The Mental Health Ripple Effect Part I: The Academic Impact

There has been a staggering increase in the rate of students that experience a mental health concern since Jan. 2020.1 The American Academy of Pediatrics2 in 2021 declared a ‘national emergency in children’s mental health’ as the need to support the social and emotional wellbeing of our campus communities remains paramount.

Mental health has far-reaching implications for students and schools, yet the demand for youth mental health supports continues to outpace the supply of available services. That need was the catalyst for SchoolMed: Mental Health, which uses a novel approach to bring timely screenings, teletherapy, and crisis supports as well as a pathway to extended care for students and their families. 

Anxiety, depression, grief, harmful thoughts, and life changes have impacts that reach far beyond those that experience them, creating a ripple effect that impacts the classroom, families, and our communities.
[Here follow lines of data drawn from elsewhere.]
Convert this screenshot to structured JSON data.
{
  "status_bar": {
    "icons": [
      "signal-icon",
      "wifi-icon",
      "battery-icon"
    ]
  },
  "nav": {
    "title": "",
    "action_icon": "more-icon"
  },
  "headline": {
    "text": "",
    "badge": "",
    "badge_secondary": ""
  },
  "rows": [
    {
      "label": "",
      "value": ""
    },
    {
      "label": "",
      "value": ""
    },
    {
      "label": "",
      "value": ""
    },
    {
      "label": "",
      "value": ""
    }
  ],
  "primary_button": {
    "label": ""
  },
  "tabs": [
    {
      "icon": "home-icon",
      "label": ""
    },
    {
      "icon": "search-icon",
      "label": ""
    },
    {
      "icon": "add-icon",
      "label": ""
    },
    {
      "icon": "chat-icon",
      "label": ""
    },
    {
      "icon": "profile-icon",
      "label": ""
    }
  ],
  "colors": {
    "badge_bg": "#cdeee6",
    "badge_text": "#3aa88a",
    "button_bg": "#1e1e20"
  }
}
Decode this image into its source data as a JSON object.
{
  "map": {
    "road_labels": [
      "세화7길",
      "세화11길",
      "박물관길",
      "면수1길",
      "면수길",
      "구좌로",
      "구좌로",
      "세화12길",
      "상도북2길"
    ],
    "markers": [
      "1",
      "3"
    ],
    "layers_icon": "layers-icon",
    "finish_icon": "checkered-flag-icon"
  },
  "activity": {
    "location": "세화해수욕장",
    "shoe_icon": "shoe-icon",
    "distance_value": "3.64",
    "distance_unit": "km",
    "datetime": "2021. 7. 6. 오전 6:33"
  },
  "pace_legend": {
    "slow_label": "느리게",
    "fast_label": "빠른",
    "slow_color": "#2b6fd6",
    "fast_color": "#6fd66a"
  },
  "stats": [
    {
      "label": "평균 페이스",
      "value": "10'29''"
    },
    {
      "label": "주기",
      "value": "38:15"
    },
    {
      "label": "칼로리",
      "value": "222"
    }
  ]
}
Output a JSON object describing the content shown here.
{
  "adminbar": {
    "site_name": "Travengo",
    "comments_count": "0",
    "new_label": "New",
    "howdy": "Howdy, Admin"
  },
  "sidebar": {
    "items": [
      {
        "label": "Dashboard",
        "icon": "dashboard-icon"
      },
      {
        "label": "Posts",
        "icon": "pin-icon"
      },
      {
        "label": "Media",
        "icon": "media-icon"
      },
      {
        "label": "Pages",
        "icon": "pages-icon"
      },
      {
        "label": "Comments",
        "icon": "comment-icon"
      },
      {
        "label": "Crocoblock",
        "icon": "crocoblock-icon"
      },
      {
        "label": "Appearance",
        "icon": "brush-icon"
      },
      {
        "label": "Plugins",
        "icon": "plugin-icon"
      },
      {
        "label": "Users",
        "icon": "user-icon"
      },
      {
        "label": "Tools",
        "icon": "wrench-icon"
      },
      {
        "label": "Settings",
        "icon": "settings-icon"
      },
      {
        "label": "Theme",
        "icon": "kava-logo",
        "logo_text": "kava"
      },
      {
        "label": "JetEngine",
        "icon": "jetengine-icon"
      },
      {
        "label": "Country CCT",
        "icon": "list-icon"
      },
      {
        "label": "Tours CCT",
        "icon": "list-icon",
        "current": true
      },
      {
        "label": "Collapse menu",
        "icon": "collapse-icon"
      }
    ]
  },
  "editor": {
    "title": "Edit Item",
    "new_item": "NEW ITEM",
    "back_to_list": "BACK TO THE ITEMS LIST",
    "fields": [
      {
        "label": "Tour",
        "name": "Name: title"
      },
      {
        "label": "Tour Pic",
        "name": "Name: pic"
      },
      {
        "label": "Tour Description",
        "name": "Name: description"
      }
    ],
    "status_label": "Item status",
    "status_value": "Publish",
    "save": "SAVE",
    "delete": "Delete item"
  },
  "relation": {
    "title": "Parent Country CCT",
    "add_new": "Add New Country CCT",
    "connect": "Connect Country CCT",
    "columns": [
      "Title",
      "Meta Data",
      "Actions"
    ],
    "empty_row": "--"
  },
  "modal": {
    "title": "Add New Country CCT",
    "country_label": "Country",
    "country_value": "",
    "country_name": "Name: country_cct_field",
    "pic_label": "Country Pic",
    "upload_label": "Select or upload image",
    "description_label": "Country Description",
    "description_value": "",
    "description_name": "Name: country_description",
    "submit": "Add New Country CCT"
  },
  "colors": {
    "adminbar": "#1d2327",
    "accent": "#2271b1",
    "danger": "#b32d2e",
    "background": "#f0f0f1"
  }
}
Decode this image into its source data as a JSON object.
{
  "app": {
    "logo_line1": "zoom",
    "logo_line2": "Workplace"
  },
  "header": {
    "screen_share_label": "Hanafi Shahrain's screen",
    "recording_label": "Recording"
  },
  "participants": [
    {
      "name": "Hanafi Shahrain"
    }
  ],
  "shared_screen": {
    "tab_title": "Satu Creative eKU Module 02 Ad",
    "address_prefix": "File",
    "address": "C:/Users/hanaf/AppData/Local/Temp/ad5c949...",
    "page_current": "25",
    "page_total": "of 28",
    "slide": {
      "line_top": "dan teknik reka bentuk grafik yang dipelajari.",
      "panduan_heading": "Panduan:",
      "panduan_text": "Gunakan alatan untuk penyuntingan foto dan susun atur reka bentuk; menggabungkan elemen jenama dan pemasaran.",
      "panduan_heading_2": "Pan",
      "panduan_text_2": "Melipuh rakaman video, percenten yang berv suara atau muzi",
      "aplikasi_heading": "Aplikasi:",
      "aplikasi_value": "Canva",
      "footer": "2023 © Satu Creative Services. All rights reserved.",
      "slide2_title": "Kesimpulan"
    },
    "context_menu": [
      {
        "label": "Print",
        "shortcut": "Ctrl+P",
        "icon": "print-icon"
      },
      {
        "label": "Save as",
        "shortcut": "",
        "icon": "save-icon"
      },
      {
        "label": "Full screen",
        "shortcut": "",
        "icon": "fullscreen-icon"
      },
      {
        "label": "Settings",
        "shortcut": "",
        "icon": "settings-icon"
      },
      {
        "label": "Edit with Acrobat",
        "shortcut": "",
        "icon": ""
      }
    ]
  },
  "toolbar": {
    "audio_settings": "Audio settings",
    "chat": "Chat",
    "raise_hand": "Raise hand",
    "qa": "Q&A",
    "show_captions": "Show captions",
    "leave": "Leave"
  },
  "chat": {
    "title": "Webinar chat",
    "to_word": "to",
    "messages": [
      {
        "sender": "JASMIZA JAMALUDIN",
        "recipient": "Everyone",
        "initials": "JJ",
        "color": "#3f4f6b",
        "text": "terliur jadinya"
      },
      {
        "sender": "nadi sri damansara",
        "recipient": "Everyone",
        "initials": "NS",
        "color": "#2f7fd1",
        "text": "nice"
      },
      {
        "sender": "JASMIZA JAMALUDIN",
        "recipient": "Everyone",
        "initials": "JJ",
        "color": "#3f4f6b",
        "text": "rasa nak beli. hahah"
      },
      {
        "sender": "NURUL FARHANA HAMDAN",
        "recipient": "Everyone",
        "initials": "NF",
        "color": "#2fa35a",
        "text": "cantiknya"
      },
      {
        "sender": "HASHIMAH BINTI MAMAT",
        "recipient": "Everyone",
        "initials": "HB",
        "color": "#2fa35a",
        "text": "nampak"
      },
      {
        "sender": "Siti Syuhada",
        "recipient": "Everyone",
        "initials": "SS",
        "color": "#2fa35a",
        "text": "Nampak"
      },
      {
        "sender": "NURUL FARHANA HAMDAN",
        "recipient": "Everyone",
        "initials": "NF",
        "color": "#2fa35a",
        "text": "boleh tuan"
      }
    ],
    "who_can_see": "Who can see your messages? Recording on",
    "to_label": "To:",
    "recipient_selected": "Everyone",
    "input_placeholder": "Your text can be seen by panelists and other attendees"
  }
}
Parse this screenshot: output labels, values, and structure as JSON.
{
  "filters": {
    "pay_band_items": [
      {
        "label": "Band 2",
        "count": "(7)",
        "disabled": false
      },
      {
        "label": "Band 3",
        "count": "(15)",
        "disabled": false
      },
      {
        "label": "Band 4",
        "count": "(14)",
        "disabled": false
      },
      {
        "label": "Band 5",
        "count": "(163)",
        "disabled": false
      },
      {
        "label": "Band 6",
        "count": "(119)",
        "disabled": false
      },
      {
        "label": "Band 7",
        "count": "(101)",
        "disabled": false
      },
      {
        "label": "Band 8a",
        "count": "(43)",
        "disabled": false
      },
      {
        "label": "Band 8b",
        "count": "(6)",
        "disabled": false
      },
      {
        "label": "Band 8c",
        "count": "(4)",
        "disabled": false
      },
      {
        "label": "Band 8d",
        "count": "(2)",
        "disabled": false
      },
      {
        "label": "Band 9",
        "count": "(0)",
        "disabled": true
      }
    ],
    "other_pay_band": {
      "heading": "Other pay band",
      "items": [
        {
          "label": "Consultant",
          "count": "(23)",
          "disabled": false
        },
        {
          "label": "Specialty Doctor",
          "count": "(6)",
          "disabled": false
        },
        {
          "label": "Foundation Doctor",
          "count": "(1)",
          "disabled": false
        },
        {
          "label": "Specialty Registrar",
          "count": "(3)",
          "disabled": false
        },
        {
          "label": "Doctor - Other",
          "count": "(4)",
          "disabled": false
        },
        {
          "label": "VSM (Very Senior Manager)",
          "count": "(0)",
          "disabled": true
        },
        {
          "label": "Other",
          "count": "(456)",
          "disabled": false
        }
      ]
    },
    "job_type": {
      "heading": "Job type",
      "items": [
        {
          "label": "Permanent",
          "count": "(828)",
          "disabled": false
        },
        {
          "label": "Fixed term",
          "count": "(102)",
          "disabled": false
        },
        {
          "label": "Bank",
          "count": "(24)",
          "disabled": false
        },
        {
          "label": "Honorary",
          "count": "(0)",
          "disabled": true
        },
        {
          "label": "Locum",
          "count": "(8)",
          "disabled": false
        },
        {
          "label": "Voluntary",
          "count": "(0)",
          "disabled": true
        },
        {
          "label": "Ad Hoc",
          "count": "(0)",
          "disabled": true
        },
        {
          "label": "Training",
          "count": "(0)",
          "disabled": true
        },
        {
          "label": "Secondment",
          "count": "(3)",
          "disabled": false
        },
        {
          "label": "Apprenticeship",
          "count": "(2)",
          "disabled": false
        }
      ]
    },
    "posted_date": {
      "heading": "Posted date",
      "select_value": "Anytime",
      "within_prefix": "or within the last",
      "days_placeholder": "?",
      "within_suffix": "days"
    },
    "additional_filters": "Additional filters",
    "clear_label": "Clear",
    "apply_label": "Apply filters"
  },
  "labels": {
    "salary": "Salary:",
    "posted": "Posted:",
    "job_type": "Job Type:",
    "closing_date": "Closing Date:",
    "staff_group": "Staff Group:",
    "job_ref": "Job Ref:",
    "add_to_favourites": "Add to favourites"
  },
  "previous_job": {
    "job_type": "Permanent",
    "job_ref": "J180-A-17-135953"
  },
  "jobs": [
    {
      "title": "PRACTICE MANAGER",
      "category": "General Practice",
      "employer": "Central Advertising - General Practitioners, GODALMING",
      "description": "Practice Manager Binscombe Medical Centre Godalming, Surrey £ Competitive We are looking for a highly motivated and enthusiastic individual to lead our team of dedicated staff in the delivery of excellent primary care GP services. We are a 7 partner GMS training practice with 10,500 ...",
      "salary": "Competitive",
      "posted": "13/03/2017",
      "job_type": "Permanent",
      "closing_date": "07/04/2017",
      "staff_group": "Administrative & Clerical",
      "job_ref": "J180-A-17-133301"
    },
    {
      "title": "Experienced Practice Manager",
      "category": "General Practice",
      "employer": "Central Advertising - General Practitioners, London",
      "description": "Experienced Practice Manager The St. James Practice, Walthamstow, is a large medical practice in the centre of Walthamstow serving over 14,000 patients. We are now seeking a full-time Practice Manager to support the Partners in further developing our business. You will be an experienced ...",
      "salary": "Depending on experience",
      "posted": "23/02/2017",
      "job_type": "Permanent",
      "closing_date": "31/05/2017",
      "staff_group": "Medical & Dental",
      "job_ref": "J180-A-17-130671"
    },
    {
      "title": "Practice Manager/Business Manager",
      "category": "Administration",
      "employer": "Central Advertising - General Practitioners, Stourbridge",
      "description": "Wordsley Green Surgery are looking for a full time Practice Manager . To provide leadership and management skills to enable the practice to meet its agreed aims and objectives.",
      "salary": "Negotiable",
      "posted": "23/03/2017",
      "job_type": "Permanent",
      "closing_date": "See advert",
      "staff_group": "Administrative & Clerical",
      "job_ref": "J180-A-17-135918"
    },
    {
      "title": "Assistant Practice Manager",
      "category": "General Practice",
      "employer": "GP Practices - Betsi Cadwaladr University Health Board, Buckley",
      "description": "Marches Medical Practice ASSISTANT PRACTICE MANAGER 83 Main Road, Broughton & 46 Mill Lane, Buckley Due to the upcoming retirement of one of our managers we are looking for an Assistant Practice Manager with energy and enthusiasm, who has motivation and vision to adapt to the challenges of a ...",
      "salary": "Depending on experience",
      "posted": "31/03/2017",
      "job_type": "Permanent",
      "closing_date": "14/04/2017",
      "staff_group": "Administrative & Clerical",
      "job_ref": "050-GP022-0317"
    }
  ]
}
In this Good News Series, we explore some of those impacts. 

The Mental Health Ripple Effect Part I: The Academic Impact 

Part II: The Financial Impact (coming soon)
Part III: The Family Impact (coming soon)
Part IV: The Community Impact (coming soon)

According to the National Alliance on Mental Illness (NAMI), 1-in-5 children ages 13-18 experience a mental health condition, however children as young as three can show signs of mental health problems.3 Many caregivers see children and adolescents develop unusual sleeping or eating patterns, show signs of worry, or other behaviors that can raise concerns at a young age.

Students experiencing mental health impacts often find themselves unable to attend school or participate in extracurricular activities. Chronic absenteeism leads to missed classroom hours, often lowering grades and affecting academic success.4

With approximately 17% of students at risk of missing 15 educational days in a school year, chronic absenteeism can have a domino effect that results in missed milestones and increased dropout rates with links to poor outcomes later in life.5

The social-emotional impacts of missing in-person opportunities for connection with peers and mentors outside the home are difficult to quantify and have repercussions beyond the school day. These feelings of isolation and a sense of disconnectedness are known contributors that further catalyze conditions such as anxiety and depression.

According to NAMI, students with a sense of connectedness to peers and adults in their communities experience a decrease in symptoms related to depression and anxiety while simultaneously increasing academic performance.6

In bringing much needed mental health (and physical health) services to campus, schools can play a pivotal role in helping students recover from the cascade of challenges and traumas that put their mental health and education at risk.

Learning is fostered in environments where students’ basic needs are met and where they feel safe, supported, challenged, and engaged.

Do you have a topic around mental health and its impacts on children that you’d like to learn about?

Let us know by clicking here to send us a message with your topic and why it’s important to you, and bookmark the Good News page for more content throughout the 22/23 school year. 

About Goodside Health

Goodside Health is advancing the delivery of pediatric care by partnering with communities to provide access to telehealth, mental health, and well-care services at school, at home, and in the clinic. Relentless advocates for expanding access to care and promoting health equity, Goodside Health leverages a Whole-Child Approach to care and lives our mission of closing gaps in children’s healthcare through innovation and execution. To learn more about Goodside Health, please visit